- **Activity**: Could you filter the material and copy every line where the word "Seuil" occurs?

- **Materials provided**:
★ ★ ★ ★ ★

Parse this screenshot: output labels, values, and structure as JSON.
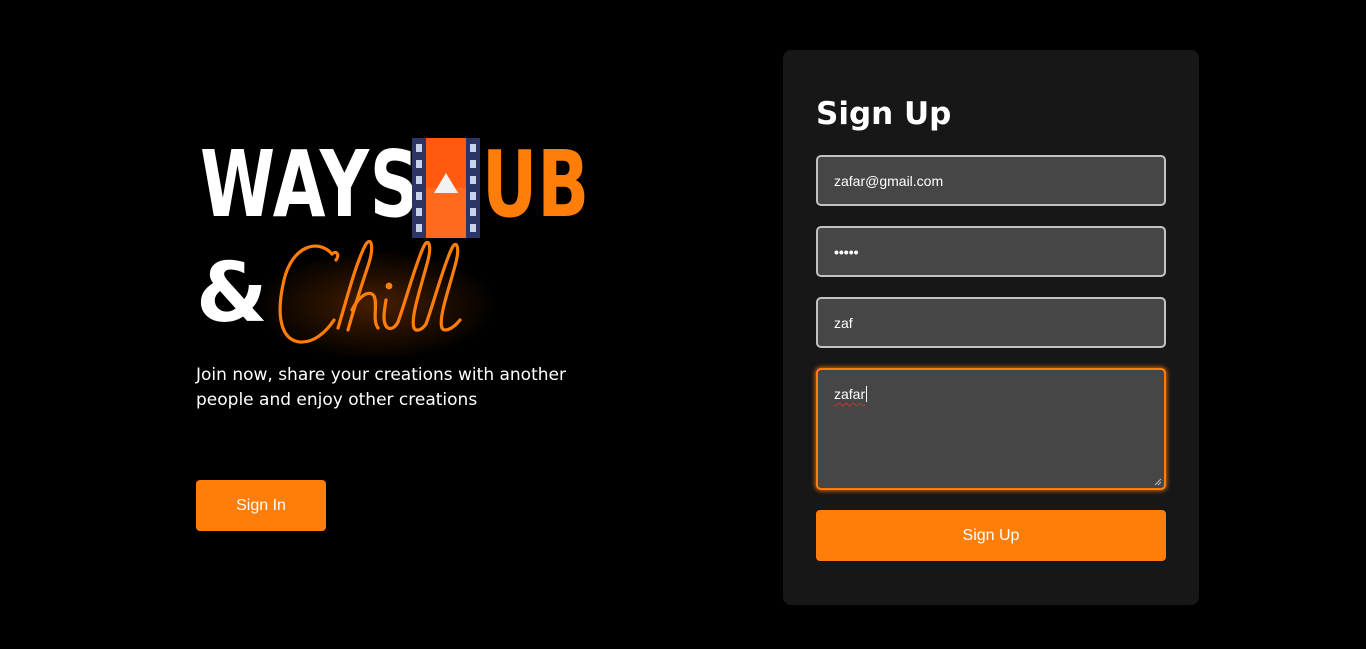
{
  "brand": {
    "logo_word_1": "WAYS",
    "logo_word_2": "UB",
    "amp": "&",
    "script_word": "Chill",
    "accent_color": "#ff7e0a"
  },
  "hero": {
    "tagline": "Join now, share your creations with another people and enjoy other creations",
    "signin_label": "Sign In"
  },
  "form": {
    "title": "Sign Up",
    "email_value": "zafar@gmail.com",
    "password_mask": "•••••",
    "name_value": "zaf",
    "bio_value": "zafar",
    "submit_label": "Sign Up"
  },
  "colors": {
    "background": "#000000",
    "card": "#171717",
    "input_bg": "#464646",
    "input_border": "#c2c2c2",
    "accent": "#ff7e0a"
  },
  "icons": {
    "film_logo": "film-play-icon",
    "resize_grip": "resize-grip-icon"
  }
}
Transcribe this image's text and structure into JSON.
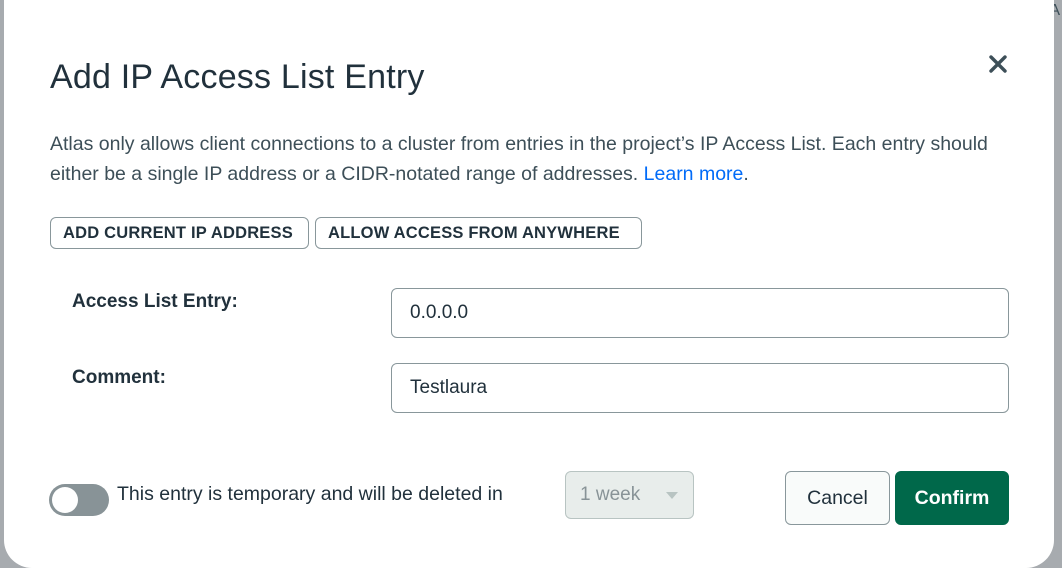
{
  "background": {
    "partial_letter": "A"
  },
  "dialog": {
    "title": "Add IP Access List Entry",
    "close_icon": "close-icon",
    "description": "Atlas only allows client connections to a cluster from entries in the project’s IP Access List. Each entry should either be a single IP address or a CIDR-notated range of addresses.",
    "learn_more_link": "Learn more",
    "learn_more_suffix": ".",
    "quick_buttons": {
      "add_current_ip": "ADD CURRENT IP ADDRESS",
      "allow_anywhere": "ALLOW ACCESS FROM ANYWHERE"
    },
    "fields": {
      "entry_label": "Access List Entry:",
      "entry_value": "0.0.0.0",
      "comment_label": "Comment:",
      "comment_value": "Testlaura"
    },
    "temporary": {
      "toggle_on": false,
      "label": "This entry is temporary and will be deleted in",
      "duration_value": "1 week"
    },
    "actions": {
      "cancel_label": "Cancel",
      "confirm_label": "Confirm"
    },
    "colors": {
      "primary_green": "#00684a",
      "link_blue": "#016bf8",
      "text_dark": "#21313c",
      "border_gray": "#89979b"
    }
  }
}
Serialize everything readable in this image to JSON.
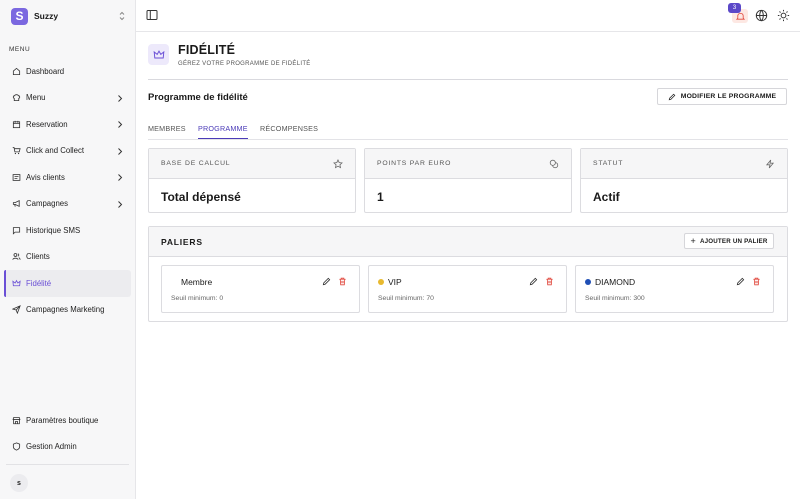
{
  "sidebar": {
    "brand_letter": "S",
    "brand_name": "Suzzy",
    "menu_title": "MENU",
    "items": [
      {
        "label": "Dashboard",
        "icon": "home-icon",
        "chevron": false
      },
      {
        "label": "Menu",
        "icon": "chef-hat-icon",
        "chevron": true
      },
      {
        "label": "Reservation",
        "icon": "calendar-icon",
        "chevron": true
      },
      {
        "label": "Click and Collect",
        "icon": "shopping-cart-icon",
        "chevron": true
      },
      {
        "label": "Avis clients",
        "icon": "reviews-icon",
        "chevron": true
      },
      {
        "label": "Campagnes",
        "icon": "megaphone-icon",
        "chevron": true
      },
      {
        "label": "Historique SMS",
        "icon": "message-icon",
        "chevron": false
      },
      {
        "label": "Clients",
        "icon": "users-icon",
        "chevron": false
      },
      {
        "label": "Fidélité",
        "icon": "crown-icon",
        "chevron": false,
        "active": true
      },
      {
        "label": "Campagnes Marketing",
        "icon": "send-icon",
        "chevron": false
      }
    ],
    "bottom_items": [
      {
        "label": "Paramètres boutique",
        "icon": "store-icon"
      },
      {
        "label": "Gestion Admin",
        "icon": "shield-icon"
      }
    ],
    "avatar_initial": "s"
  },
  "topbar": {
    "notification_count": "3"
  },
  "header": {
    "title": "FIDÉLITÉ",
    "subtitle": "GÉREZ VOTRE PROGRAMME DE FIDÉLITÉ"
  },
  "program": {
    "title": "Programme de fidélité",
    "modify_label": "MODIFIER LE PROGRAMME"
  },
  "tabs": [
    "MEMBRES",
    "PROGRAMME",
    "RÉCOMPENSES"
  ],
  "active_tab": "PROGRAMME",
  "cards": [
    {
      "label": "BASE DE CALCUL",
      "value": "Total dépensé",
      "icon": "star-icon"
    },
    {
      "label": "POINTS PAR EURO",
      "value": "1",
      "icon": "coins-icon"
    },
    {
      "label": "STATUT",
      "value": "Actif",
      "icon": "zap-icon"
    }
  ],
  "tiers": {
    "title": "PALIERS",
    "add_label": "AJOUTER UN PALIER",
    "items": [
      {
        "name": "Membre",
        "min": "Seuil minimum: 0",
        "color": "#ffffff"
      },
      {
        "name": "VIP",
        "min": "Seuil minimum: 70",
        "color": "#e8b92f"
      },
      {
        "name": "DIAMOND",
        "min": "Seuil minimum: 300",
        "color": "#1f4fb5"
      }
    ]
  },
  "colors": {
    "accent": "#6a4fd6",
    "danger": "#e0453a"
  }
}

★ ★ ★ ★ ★

- **Answer section**:
        "min": "Seuil minimum: 0",
        "min": "Seuil minimum: 70",
        "min": "Seuil minimum: 300",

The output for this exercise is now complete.